I just thought of adding a chem post before launching into another blog series. Hope you enjoy today’s post!
Let’s get started…
What’s the point of bonding?
Atoms would be fine single, right? No, wrong! The only reason that atoms bond is to achieve stability. Atoms are made of electrons, protons and neutrons. The protons and neutrons bunch up in the middle to form the atomic nucleus, and the electrons arrange themselves in shells around the nucleus.
What determines stability is the outermost shell- it has to have precisely 8 electrons. This is why atoms bond- they lose, share or gain electrons to achieve stability.
Types of bonding->
There are 3 types of bonding- ionic, covalent and the metallic bond. Ionic bonding takes place between a metal and nonmetal- the metal loses electrons, and the nonmetal gains them. Covalent bonding takes place between only 2 nonmetals- they don’t gain or lose any electrons, they share them. And the metallic bond is basically only in metals.
The Ionic Bond->
So, why is an ionic bond called an ionic bond?
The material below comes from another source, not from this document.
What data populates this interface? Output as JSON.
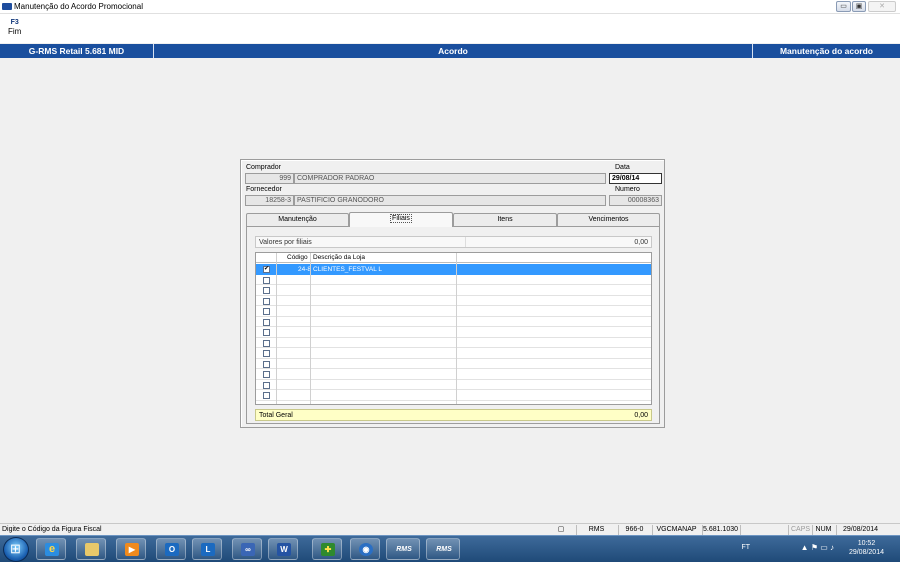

This is because ions are formed as the atoms bond. An ion is a charged atom- as you can see in the above GIF.
Ionic bonding takes place between a metal and a nonmetal. Let’s use the above GIF as an example. The chemical compound being formed is sodium fluoride. Sodium is the metal in this case, and fluoride is a nonmetal. Sodium has 1 electron in the outermost shell, whereas fluorine has 7.
To gain stability, the atoms do something sneaky! Sodium donates it’s single electron to fluorine, leaving it with a stable outer shell. 7+1=8, so fluorine gains the electron- leaving it with a stable outer shell too! Ions are formed, since the charges are thrown off balance. Electrons have a negative charge, right? So, the metal always form the positive ion- because it always loses some negative charge- and nonmetals always form the negative ion, since they gain some negative charge! There’s memes on this that had me laughing loudly-
The Covalent Bond->
Right, this is far easier to understand than ionic bonding. Once again, let’s use the above GIF as an example. So- both the nonmetal atoms need only a single electron to be stable. Instead of gaining or losing, they share! 7+1=8, and both need only one more electron to achieve stability. So they both share one electron, and no ions are formed.
The Metallic Bond->
The structure of metals is such that positive ions stick together and form a lattice, while there’s a sea of electrons floating in between. Like magnets, opposites attract here too- so the positive ions and the negative electrons are attracted to eachother.
This structure has helped us to understand some properties of metals. For example, most metals are very efficient conductors of electricity- this is because the sea of electrons can easily navigate the lattice of ions and carry the charge from one end of the metal to the next!
That’s it for today. I’m aware that today’s post was a little tricky to write and understand, so if there’s any questions you’ve got, or any clarifications you’d like, please comment and I’ll answer!
Have a great day, and thank you for reading!